Saint Michael's Medical Center Harrison, NJ, United States
Muhammad Hussain, MD1, FNU Marium, MD2, Saraswathi Lakkasani, MD3, Theodore Dacosta Jr., MD3, Yatinder Bains, MD3 1Saint Michael's Medical Center, Harrison, NJ; 2Saint Michaels Medical Center, Harrison, NJ; 3Saint Michael's Medical Center, Newark, NJ
Introduction: Constipation is a common challenge in clinical practice. Common complications of fecalomas include intestinal obstruction, colonic ulceration, and stercoral perforation, rarely it involves the urinary system due to mass effect. We present an interesting case of bilateral hydroureteronephrosis and urinary bladder outlet obstruction secondary to fecaloma.
Case Description/Methods: 87 YO male with PMH HTN, DLD, diabetes, CKD, BPH, CAD, hx of ischemic colitis, CVA w/o any residual effects presented with nausea, NBNB vomiting, low urine output, generalized abdominal pain for 1 week. Patient was a former smoker with 30 pack-year history. Vitals were unremarkable. Exam showed abdominal distention w/o any rebound tenderness. Rectal exam was refused by the pt. Workup showed WBC 12.1, Hb 11.1, platelets 292, BUN > 150, Cr 5.1, HCO3of 17. ABG showed metabolic acidosis with PH of 7.28 and PCO2 31. UA was significant for UTI and proteinuria. Non-contrast CT abdomen showed a massive amount of stool in the rectosigmoid with marked distention of the rectosigmoid to 13 cm which displaces urinary bladder anteriorly causing urinary bladder outlet obstruction and bilateral hydroureteronephrosis. Foleys inserted by the urology drained 1800 cc. As per general surgery recommendation, the patient was kept NPO, NG tube was placed, and started with IV zosyn and enemas. Patient refused manual disimpaction and enemas so lactulose was started. Patient was also started on a bicarbonate drip. patient creatinine trended down to his baseline. Subsequently, patient had a large bowel movement, and repeat X-ray abdomen showed distention of large and small bowel but much less stool in the rectosigmoid colon as compared to the CT scan. However, patient passed away in the next couple of days due to worsening of his condition due to multiple comorbidities.
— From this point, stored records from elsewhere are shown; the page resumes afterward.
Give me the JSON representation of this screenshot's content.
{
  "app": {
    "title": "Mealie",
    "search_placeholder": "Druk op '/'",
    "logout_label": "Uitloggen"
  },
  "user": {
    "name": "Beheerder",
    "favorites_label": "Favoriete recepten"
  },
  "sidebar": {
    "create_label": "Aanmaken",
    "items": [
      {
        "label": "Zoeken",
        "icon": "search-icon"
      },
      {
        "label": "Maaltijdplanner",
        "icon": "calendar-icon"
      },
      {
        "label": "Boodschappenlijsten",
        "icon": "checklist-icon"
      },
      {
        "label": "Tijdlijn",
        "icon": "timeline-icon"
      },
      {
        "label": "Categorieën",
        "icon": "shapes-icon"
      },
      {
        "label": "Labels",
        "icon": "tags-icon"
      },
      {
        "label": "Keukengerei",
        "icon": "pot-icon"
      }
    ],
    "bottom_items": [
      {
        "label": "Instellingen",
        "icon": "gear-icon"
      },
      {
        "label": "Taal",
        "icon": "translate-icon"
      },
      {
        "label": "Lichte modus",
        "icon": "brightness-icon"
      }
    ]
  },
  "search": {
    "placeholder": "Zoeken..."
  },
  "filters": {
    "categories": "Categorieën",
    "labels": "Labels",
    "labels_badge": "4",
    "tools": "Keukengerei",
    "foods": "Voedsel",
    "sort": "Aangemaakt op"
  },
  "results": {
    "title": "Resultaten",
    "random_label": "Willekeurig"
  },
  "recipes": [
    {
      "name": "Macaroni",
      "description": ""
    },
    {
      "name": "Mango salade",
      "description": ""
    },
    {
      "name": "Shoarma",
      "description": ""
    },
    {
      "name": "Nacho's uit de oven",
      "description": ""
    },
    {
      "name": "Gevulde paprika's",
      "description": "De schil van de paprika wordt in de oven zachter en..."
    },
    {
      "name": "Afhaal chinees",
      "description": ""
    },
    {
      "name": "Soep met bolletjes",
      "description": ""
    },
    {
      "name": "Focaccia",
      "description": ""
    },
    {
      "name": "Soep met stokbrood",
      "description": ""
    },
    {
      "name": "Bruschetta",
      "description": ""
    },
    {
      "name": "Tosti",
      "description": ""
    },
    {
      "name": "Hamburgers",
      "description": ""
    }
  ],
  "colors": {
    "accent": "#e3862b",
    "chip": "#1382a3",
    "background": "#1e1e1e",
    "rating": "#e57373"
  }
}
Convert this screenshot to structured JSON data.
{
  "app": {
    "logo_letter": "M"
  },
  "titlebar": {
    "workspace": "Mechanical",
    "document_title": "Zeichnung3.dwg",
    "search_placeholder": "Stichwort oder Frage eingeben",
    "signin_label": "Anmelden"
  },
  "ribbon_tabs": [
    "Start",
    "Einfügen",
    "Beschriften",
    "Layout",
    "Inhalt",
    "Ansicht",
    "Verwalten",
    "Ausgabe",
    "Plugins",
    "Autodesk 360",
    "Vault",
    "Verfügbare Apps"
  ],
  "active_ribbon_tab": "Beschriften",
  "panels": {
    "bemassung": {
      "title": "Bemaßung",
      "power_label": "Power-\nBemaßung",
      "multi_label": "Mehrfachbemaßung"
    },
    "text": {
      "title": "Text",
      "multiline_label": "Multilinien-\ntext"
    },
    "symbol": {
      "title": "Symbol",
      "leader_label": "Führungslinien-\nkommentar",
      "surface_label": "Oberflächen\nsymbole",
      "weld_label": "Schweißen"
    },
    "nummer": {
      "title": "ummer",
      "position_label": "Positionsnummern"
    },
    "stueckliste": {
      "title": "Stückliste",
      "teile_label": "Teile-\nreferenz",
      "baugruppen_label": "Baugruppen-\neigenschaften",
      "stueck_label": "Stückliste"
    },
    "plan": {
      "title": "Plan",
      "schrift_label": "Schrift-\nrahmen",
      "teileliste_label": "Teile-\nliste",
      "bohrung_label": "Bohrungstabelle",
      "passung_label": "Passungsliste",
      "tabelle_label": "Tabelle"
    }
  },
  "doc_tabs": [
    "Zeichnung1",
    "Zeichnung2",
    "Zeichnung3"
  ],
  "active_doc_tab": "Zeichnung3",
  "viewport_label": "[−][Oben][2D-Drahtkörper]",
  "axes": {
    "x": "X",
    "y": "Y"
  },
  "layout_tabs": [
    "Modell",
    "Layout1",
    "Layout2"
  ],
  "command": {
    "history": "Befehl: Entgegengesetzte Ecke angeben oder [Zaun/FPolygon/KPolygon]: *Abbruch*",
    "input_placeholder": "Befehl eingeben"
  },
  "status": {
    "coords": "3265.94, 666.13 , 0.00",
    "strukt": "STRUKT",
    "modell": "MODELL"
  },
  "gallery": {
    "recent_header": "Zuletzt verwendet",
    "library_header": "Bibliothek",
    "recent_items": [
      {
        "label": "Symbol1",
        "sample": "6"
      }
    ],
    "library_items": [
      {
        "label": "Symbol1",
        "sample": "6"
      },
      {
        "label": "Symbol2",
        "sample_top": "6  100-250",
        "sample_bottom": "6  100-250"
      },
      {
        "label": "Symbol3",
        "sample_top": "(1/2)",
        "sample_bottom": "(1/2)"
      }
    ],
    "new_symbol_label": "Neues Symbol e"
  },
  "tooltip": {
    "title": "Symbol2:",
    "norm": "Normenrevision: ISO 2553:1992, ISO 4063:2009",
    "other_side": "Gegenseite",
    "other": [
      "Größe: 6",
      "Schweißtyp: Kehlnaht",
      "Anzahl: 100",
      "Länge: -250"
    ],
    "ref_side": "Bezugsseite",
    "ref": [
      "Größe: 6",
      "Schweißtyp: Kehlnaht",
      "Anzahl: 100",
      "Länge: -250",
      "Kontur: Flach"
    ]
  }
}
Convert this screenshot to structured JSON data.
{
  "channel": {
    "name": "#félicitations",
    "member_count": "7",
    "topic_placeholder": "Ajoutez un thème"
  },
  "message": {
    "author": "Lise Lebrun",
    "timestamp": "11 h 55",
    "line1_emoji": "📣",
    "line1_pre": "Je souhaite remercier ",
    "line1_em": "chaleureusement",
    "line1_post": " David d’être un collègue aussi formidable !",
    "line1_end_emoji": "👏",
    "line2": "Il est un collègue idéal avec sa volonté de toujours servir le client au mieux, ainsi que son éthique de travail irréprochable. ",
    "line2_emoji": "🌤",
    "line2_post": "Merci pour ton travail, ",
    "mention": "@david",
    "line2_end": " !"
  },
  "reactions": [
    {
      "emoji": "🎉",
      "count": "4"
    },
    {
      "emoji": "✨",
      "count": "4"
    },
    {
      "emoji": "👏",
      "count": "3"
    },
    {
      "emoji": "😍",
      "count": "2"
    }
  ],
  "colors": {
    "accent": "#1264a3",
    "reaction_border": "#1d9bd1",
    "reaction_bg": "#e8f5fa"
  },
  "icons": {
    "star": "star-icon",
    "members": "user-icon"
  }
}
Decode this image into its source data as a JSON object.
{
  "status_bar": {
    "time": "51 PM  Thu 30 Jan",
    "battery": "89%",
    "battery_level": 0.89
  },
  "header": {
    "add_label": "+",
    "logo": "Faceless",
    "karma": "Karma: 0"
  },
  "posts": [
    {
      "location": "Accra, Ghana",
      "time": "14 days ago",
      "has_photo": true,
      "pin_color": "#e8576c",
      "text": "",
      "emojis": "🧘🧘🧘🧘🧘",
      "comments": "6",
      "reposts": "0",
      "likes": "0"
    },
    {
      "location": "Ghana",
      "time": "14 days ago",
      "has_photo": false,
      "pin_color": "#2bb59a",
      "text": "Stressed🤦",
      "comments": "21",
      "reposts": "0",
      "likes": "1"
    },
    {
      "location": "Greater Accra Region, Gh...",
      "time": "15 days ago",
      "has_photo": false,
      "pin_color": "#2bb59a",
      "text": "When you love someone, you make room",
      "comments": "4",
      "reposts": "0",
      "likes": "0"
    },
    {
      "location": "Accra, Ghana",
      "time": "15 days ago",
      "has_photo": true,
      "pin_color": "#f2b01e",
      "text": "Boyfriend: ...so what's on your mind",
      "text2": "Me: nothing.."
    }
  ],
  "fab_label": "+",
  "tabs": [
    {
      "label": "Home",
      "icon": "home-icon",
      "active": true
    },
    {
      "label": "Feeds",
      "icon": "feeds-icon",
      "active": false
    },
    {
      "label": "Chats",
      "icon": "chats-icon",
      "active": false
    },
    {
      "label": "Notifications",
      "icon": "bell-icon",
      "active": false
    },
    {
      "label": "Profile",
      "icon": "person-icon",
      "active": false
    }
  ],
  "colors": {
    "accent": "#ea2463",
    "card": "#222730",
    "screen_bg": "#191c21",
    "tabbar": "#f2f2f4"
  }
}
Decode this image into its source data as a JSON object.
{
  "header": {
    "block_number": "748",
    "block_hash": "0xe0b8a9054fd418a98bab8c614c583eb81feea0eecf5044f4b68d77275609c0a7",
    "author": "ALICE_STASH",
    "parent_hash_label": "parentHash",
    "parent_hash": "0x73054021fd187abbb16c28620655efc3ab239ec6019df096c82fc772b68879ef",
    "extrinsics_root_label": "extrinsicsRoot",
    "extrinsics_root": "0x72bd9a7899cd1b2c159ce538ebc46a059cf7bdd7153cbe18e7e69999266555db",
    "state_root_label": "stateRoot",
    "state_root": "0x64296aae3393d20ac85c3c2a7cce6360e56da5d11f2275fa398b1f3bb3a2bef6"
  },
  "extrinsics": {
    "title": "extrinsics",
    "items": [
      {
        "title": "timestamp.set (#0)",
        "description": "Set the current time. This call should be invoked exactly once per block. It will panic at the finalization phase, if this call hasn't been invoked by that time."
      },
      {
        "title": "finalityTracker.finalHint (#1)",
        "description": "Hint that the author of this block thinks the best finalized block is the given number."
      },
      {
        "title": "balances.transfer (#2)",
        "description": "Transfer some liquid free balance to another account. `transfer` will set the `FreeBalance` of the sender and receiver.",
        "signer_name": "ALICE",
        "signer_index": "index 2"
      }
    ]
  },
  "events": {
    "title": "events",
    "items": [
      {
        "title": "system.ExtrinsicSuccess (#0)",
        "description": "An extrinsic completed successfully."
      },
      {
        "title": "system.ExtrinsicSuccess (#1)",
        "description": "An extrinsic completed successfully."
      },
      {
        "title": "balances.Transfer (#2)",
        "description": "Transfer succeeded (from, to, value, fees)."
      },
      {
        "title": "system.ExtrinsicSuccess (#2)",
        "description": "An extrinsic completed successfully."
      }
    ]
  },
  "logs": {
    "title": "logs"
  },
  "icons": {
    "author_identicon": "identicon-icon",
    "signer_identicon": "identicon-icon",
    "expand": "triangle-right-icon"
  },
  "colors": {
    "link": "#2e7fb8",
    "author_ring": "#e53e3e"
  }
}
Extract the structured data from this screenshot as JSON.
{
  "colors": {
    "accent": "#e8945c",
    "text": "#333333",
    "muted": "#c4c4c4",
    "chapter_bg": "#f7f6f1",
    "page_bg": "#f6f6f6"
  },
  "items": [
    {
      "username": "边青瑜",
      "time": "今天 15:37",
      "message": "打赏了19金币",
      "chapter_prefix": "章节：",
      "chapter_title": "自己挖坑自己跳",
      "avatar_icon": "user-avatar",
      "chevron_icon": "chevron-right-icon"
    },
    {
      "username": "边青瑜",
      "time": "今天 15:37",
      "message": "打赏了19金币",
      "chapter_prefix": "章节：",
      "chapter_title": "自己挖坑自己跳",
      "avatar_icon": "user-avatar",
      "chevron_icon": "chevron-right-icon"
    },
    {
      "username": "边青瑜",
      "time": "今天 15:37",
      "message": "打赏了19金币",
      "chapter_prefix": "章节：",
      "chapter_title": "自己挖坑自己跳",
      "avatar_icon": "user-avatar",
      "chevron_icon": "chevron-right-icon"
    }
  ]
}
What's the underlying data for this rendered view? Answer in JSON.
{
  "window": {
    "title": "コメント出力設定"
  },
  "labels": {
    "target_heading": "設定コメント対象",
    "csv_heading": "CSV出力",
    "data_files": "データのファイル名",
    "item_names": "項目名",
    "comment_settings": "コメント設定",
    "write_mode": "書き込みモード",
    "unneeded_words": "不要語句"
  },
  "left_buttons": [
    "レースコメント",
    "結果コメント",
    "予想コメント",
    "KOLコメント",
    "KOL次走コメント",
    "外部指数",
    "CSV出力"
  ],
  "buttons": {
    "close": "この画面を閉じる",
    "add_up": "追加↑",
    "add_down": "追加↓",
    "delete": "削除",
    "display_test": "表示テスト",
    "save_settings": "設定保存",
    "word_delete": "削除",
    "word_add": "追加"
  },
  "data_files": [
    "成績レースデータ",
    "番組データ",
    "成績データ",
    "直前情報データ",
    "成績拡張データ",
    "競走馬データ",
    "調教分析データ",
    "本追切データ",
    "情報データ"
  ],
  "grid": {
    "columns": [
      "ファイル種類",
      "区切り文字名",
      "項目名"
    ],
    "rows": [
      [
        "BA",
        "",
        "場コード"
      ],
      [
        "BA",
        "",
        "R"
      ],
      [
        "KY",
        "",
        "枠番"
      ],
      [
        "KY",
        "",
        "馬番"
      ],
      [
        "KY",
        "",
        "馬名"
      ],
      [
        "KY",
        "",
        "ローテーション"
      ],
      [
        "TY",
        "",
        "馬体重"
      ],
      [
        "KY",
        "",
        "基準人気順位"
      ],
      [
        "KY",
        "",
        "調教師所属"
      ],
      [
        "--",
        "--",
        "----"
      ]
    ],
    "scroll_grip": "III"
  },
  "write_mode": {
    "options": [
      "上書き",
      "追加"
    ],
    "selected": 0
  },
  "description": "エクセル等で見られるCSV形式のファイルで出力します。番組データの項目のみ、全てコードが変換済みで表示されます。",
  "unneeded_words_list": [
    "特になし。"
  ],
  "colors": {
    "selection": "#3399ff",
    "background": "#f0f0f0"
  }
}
Discussion: Fecaloma causing bilateral hydroureteronephrosis is an uncommon entity in routine practice. Sigmoid colon and rectum are the two regions where fecaloma is frequently seen. Due to the local pressurizing effect of fecaloma (pelvic mass effect), severe morbidity such as urinary system obstruction and rupture of colon or bladder may occur, and sometimes they can be mortal.